“Judging Salukis” states, “The lowly tail is very important.” Long and “set on low and carried naturally in a curve,” according to the standard, the tail is the all-important rudder that allows for quick maneuvers left and right during the activity of the chase. It also provides “the finishing touch of grace and glamour for the breed,” as the judging guide so aptly states.

‘Flight’ Feathers
In full pursuit of its prey, the Saluki seems almost capable of flight. As it “flies” across terra firma in a double suspension gallop, the feathered coat responds to the rushing of the wind, and the breed’s ancient beauty is put on full display.

The sight has been known to make hearts take flight.

The Saluki’s coat is “smooth and of a soft silky texture,” according to the standard, with a “slight woolly feather” that’s sometimes expressed on the thigh and shoulder. A “slight feather” appears on the legs, and the backs of the thighs are also feathered.

Feathering provides the finish to the Saluki’s head, where the long and mobile ears are covered with “long silky hair,” and to the underside of the tail that is well furnished with “long silky” feathering. The feathering between the toes is quintessential Saluki.

Not to be overlooked, the smooth variety of the breed, though wanting of feather, is no less capable of “flying” like the wind.

Both varieties may be found in a variety of colors although, contrary to the conventional wisdom that states, “A good hound cannot be a bad color,” the Saluki standard specifies acceptable colors for the breed.

“White, cream, fawn, golden, red, grizzle and tan, tricolor (white, black and tan) and black and tan” are all identified as correct. Other colors, such as chocolate, are also present in the breed, as are several patterns including parti-colors. Descendants of more recent Middle Eastern imports have produced the brindle pattern, causing some to question its genesis and the purity of those hounds. Of course, the breed parent club and its members will ultimately decide the question of what is acceptable color in the breed.

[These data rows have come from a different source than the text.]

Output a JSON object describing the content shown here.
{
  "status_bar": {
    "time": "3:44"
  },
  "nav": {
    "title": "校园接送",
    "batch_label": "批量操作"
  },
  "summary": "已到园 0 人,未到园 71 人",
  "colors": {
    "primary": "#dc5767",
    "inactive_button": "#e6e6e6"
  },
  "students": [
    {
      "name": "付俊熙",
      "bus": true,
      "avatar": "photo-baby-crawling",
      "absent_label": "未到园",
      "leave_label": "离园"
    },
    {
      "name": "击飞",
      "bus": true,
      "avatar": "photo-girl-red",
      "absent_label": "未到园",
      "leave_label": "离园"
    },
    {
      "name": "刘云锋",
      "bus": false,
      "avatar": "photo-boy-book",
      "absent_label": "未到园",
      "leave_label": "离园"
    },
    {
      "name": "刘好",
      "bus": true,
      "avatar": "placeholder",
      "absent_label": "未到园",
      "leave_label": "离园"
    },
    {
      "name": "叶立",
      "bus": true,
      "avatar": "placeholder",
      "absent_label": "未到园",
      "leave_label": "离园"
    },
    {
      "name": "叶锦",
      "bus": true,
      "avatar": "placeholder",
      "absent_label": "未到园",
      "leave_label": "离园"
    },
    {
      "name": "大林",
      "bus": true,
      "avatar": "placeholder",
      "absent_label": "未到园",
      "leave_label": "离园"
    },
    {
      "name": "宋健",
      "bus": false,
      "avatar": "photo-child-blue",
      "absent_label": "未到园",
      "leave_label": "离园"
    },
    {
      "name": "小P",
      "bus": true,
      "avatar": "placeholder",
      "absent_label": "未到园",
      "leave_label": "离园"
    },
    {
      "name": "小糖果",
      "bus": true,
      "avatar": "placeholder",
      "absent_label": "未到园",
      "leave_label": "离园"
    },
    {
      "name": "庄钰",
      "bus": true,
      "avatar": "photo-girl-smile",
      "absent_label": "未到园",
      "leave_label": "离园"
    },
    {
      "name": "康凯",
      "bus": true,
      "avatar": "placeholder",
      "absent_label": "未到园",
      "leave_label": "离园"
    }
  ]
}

Originating from the Caspian Sea to the Sahara Desert, the Saluki has been shaped by time and the elements, and scattered like the wind into the hearts and homes (and tents) of hound lovers for millennia.